Fifteen percent--or 213 of those surveyed for the August study--said they had a "great deal" of confidence in charities, down from 18 percent last October and 25 percent in July 2001.
Red Cross, United Ways
Scandals that surfaced after the 2001 terrorist attacks have continued to alter what people think of charities, Mr. Light said.
Soon after September 11, for example, the American Red Cross drew criticism for saying it would spend more than $200-million of the donations it received in response to the terrorism attacks on future disasters rather than spending it on efforts to help the attack's victims and their families.
Confidence in the American Red Cross has improved slightly, the latest Brookings study found. Just 14 percent of respondents to the August survey said they had little or no confidence in the organization, compared with 17 percent who said so in the October 2003 survey.

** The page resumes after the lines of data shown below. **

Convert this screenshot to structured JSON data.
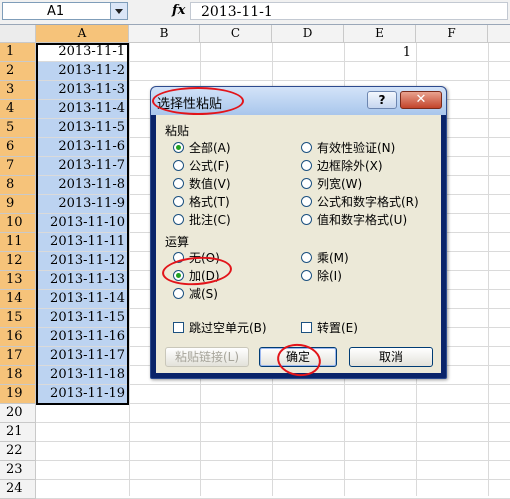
{
  "formula_bar": {
    "name_box": "A1",
    "fx_label": "fx",
    "formula": "2013-11-1"
  },
  "sheet": {
    "columns": [
      "A",
      "B",
      "C",
      "D",
      "E",
      "F"
    ],
    "rows": [
      "1",
      "2",
      "3",
      "4",
      "5",
      "6",
      "7",
      "8",
      "9",
      "10",
      "11",
      "12",
      "13",
      "14",
      "15",
      "16",
      "17",
      "18",
      "19",
      "20",
      "21",
      "22",
      "23",
      "24"
    ],
    "column_a_values": [
      "2013-11-1",
      "2013-11-2",
      "2013-11-3",
      "2013-11-4",
      "2013-11-5",
      "2013-11-6",
      "2013-11-7",
      "2013-11-8",
      "2013-11-9",
      "2013-11-10",
      "2013-11-11",
      "2013-11-12",
      "2013-11-13",
      "2013-11-14",
      "2013-11-15",
      "2013-11-16",
      "2013-11-17",
      "2013-11-18",
      "2013-11-19"
    ],
    "e1_value": "1"
  },
  "dialog": {
    "title": "选择性粘贴",
    "help_label": "?",
    "close_label": "✕",
    "paste_group_label": "粘贴",
    "paste_options": [
      {
        "label": "全部(A)",
        "checked": true
      },
      {
        "label": "公式(F)",
        "checked": false
      },
      {
        "label": "数值(V)",
        "checked": false
      },
      {
        "label": "格式(T)",
        "checked": false
      },
      {
        "label": "批注(C)",
        "checked": false
      },
      {
        "label": "有效性验证(N)",
        "checked": false
      },
      {
        "label": "边框除外(X)",
        "checked": false
      },
      {
        "label": "列宽(W)",
        "checked": false
      },
      {
        "label": "公式和数字格式(R)",
        "checked": false
      },
      {
        "label": "值和数字格式(U)",
        "checked": false
      }
    ],
    "operation_group_label": "运算",
    "operation_options": [
      {
        "label": "无(O)",
        "checked": false
      },
      {
        "label": "加(D)",
        "checked": true
      },
      {
        "label": "减(S)",
        "checked": false
      },
      {
        "label": "乘(M)",
        "checked": false
      },
      {
        "label": "除(I)",
        "checked": false
      }
    ],
    "skip_blanks_label": "跳过空单元(B)",
    "transpose_label": "转置(E)",
    "paste_link_label": "粘贴链接(L)",
    "ok_label": "确定",
    "cancel_label": "取消"
  },
  "colors": {
    "selected_header": "#f6c37a",
    "selection_fill": "#bcd3f1",
    "annotation_red": "#e2141a",
    "radio_dot": "#21a121"
  }
}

The public's view of United Ways, which have experienced several high-profile scandals in the past few years, also rebounded this year, Mr. Light said.
But articles written in the past year about the financial inefficiencies and scandalous activities at many charities, Mr. Light said, have contributed to a continuing public perception that the nonprofit field fails to spend money prudently and lacks adequate oversight.
How to Improve Reputation
Although Mr. Light described the decline in public confidence in charities as "durable," he said that nonprofit organizations could improve their reputations with the public--and possibly raise more money than they do now--by spending money more shrewdly.
Rather than complaining about negative coverage by the news media and trying to distract the public by publicizing what charities do to help people, Mr. Light says, charities should improve their financial and operating systems, find a way to work together to penalize poor-performing groups, and embrace efforts by Congress to step up regulation of nonprofit groups.
Diana Aviv, president of Independent Sector, a national coalition of nonprofit organizations, said that government regulators can also play a large role in helping to shape public opinion about charitable organizations.
"The public's confidence in charities could improve," she said, "if there is a clear, swift reaction on the part of federal and state officials to enforce the law so that bad actors who misuse funds and don't operate properly are separated from the charities that act appropriately."